I've been reading with interest the various postings about humidity and
home heating systems during cold weather. This has been an unusually
cold winter especially here in the Midwest and home heating systems
have been working overtime.
Placing containers of water inside the piano does effectively help
reduce dryness. However, I also make a small adjustment on the tempo
mechanism. During the winter, I was always having to pump harder and
increase the tempo setting almost to maximum when playing rolls.
Rather than just accepting this, I tried adjusting the tempo mechanism
itself and found that with the adjustment, I didn't have to set the
tempo lever up so high or pump so hard.
When summer approaches and the temperature and humidity start to rise,
I re-adjust the tempo mechanism back to where it was. If you ask me
how much to adjust it and when, I couldn't tell you because I make the
adjustments based on "feeling" and "knowing." The behavior of the
piano tells me when it's time.
Several people have stated that lowering the thermostat is desirable
in order to achieve a better humidity level and I would agree. My
house has a hot-water heating system. The system is much quieter than
a forced-air system, plus I don't experience greatly vacillating
temperatures or blowing air. Because of the way the hot-water system
works, anytime you increase or decrease the thermostat, it may take
several _hours_ to feel the effect of the change. Therefore,
maintaining a constant temperature in the house is essential. (I leave
my thermostat set at 66 degrees F).
Another factor that can reduce fluctuating room temperatures while
reducing heating bills is good insulation. Many homes, even brand new
ones, lack sufficient insulation. It seems to be an afterthought when
purchasing or building a home. Increasing insulation helps retain the

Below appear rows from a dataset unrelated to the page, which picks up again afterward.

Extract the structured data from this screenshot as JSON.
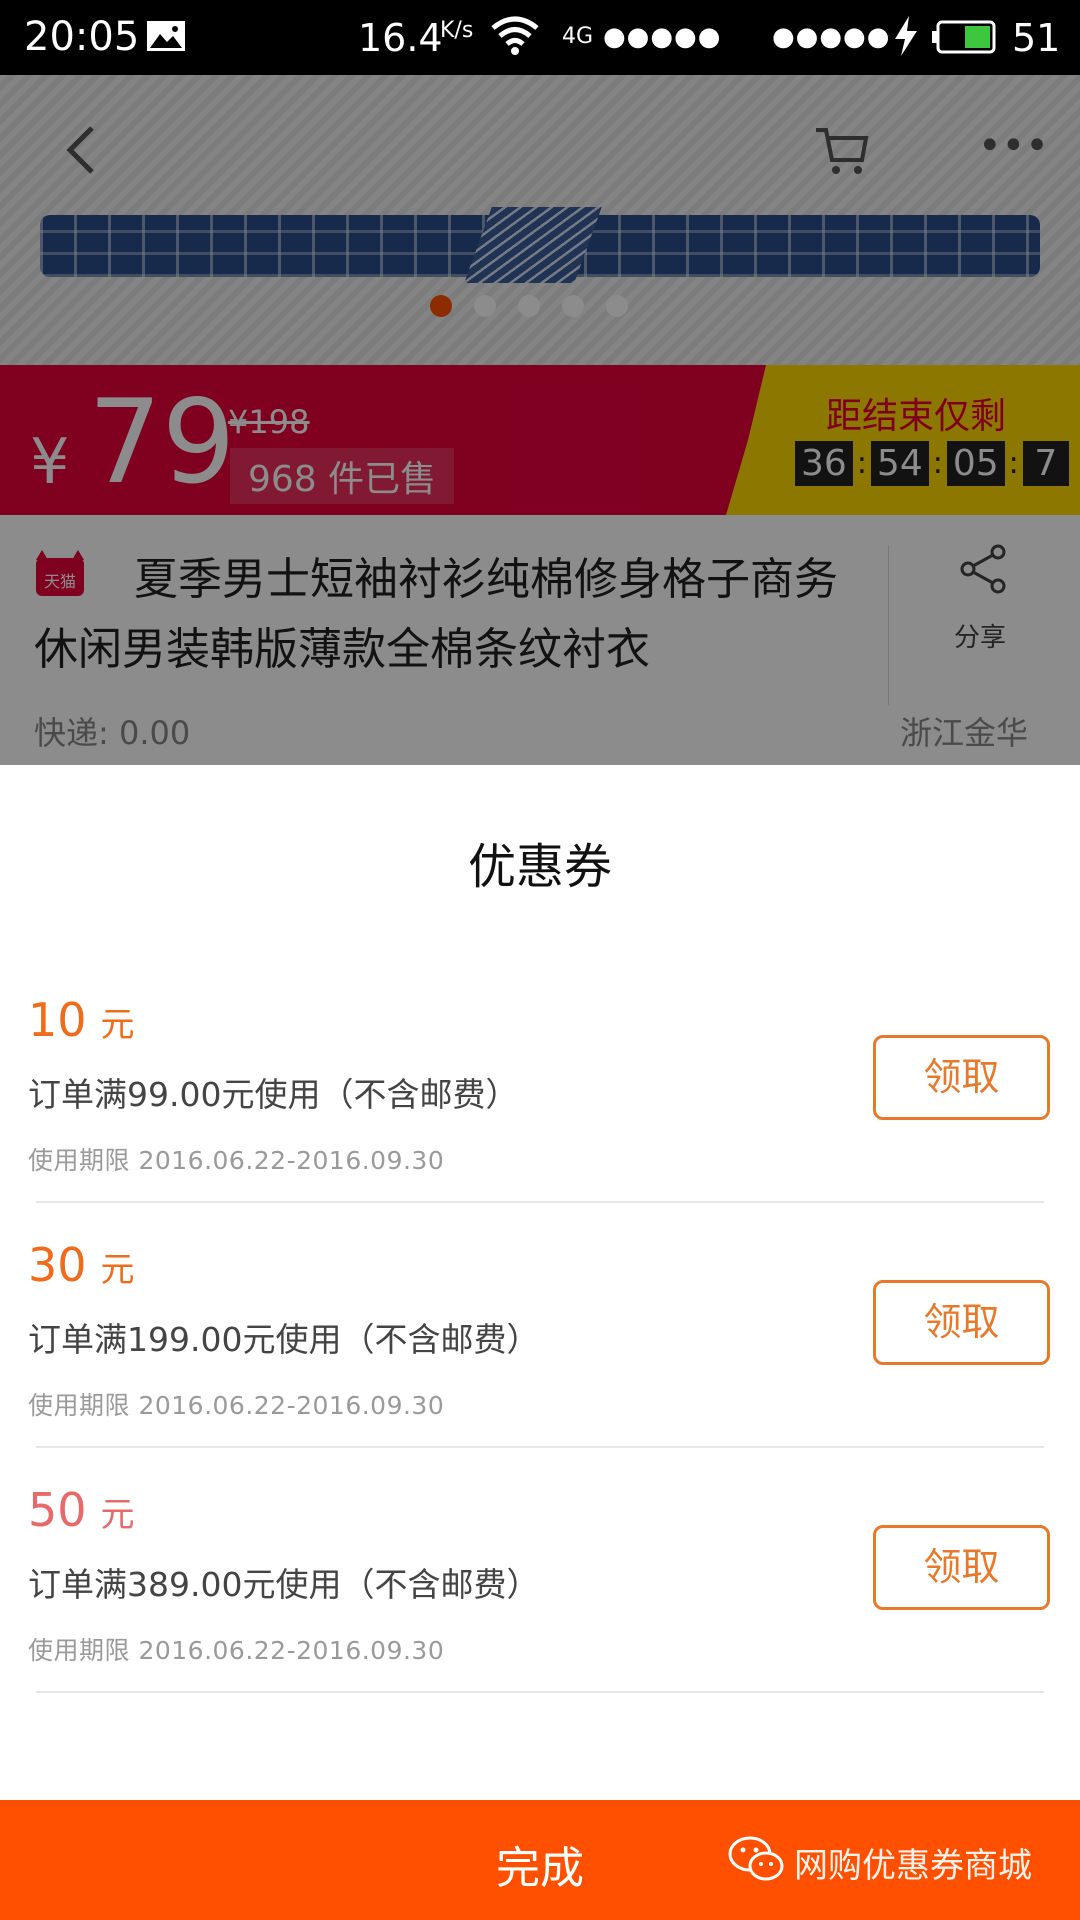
{
  "status_bar": {
    "time": "20:05",
    "speed": "16.4",
    "speed_unit": "K/s",
    "network": "4G",
    "signal1": "●●●●●",
    "signal2": "●●●●●",
    "battery": "51"
  },
  "product": {
    "currency": "¥",
    "price": "79",
    "original_price": "¥198",
    "sold": "968 件已售",
    "countdown_label": "距结束仅剩",
    "countdown": [
      "36",
      "54",
      "05",
      "7"
    ],
    "badge": "天猫",
    "title": "夏季男士短袖衬衫纯棉修身格子商务休闲男装韩版薄款全棉条纹衬衣",
    "share_label": "分享",
    "shipping": "快递: 0.00",
    "origin": "浙江金华",
    "accent_color": "#ff5000"
  },
  "coupon_sheet": {
    "title": "优惠券",
    "coupons": [
      {
        "amount": "10",
        "unit": "元",
        "condition": "订单满99.00元使用（不含邮费）",
        "period": "使用期限 2016.06.22-2016.09.30",
        "button": "领取"
      },
      {
        "amount": "30",
        "unit": "元",
        "condition": "订单满199.00元使用（不含邮费）",
        "period": "使用期限 2016.06.22-2016.09.30",
        "button": "领取"
      },
      {
        "amount": "50",
        "unit": "元",
        "condition": "订单满389.00元使用（不含邮费）",
        "period": "使用期限 2016.06.22-2016.09.30",
        "button": "领取"
      }
    ],
    "done_button": "完成",
    "watermark": "网购优惠券商城",
    "button_color": "#e8782a"
  }
}
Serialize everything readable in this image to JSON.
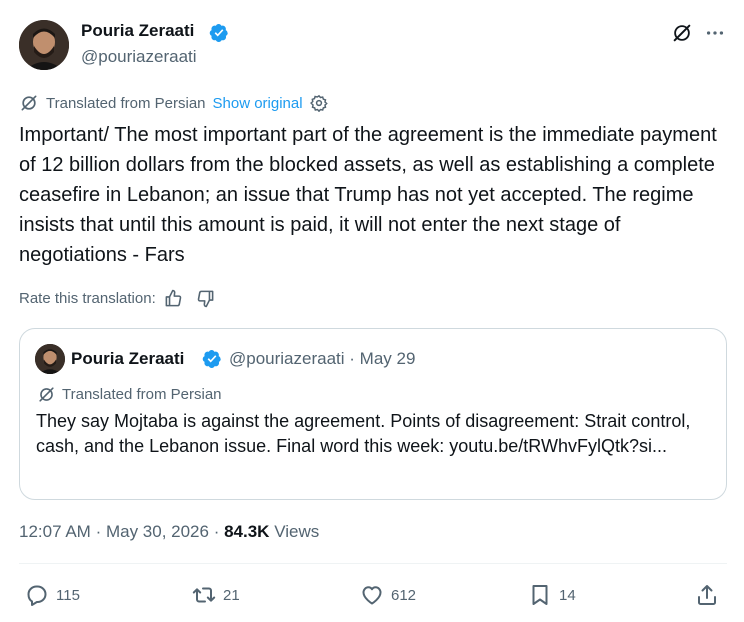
{
  "author": {
    "name": "Pouria Zeraati",
    "handle": "@pouriazeraati"
  },
  "header_icons": [
    "grok-icon",
    "more-icon"
  ],
  "translation": {
    "label": "Translated from Persian",
    "show_original": "Show original",
    "rate_label": "Rate this translation:"
  },
  "tweet": {
    "text": "Important/ The most important part of the agreement is the immediate payment of 12 billion dollars from the blocked assets, as well as establishing a complete ceasefire in Lebanon; an issue that Trump has not yet accepted. The regime insists that until this amount is paid, it will not enter the next stage of negotiations - Fars",
    "time": "12:07 AM",
    "date": "May 30, 2026",
    "views": "84.3K",
    "views_label": "Views"
  },
  "quote": {
    "name": "Pouria Zeraati",
    "handle": "@pouriazeraati",
    "date": "May 29",
    "translation_label": "Translated from Persian",
    "text": "They say Mojtaba is against the agreement. Points of disagreement: Strait control, cash, and the Lebanon issue. Final word this week: youtu.be/tRWhvFylQtk?si..."
  },
  "actions": {
    "replies": "115",
    "reposts": "21",
    "likes": "612",
    "bookmarks": "14"
  },
  "colors": {
    "link": "#1d9bf0",
    "secondary_text": "#536471",
    "primary_text": "#0f1419",
    "border": "#cfd9de"
  }
}
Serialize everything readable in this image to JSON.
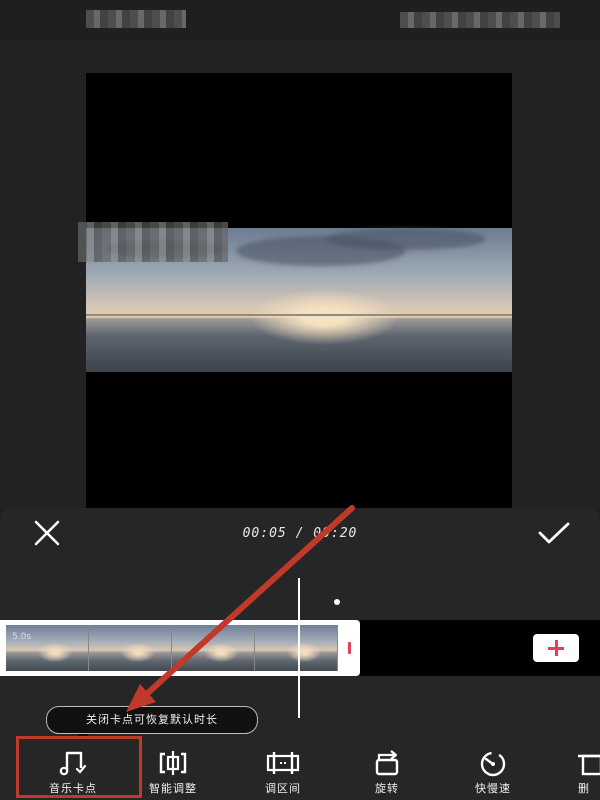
{
  "editor": {
    "time_current": "00:05",
    "time_separator": " / ",
    "time_total": "00:20",
    "clip_label": "5.0s",
    "tooltip": "关闭卡点可恢复默认时长"
  },
  "toolbar": {
    "items": [
      {
        "label": "音乐卡点",
        "icon": "music-note-icon"
      },
      {
        "label": "智能调整",
        "icon": "smart-adjust-icon"
      },
      {
        "label": "调区间",
        "icon": "range-adjust-icon"
      },
      {
        "label": "旋转",
        "icon": "rotate-icon"
      },
      {
        "label": "快慢速",
        "icon": "speed-icon"
      },
      {
        "label": "删",
        "icon": "delete-icon"
      }
    ]
  },
  "colors": {
    "accent": "#e53d5c",
    "annotation": "#c0392b",
    "panel": "#262626"
  }
}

heat inside the house rather than letting it escape through the roof.
Joyce Brite - Player Piano and Mechanical Music Exchange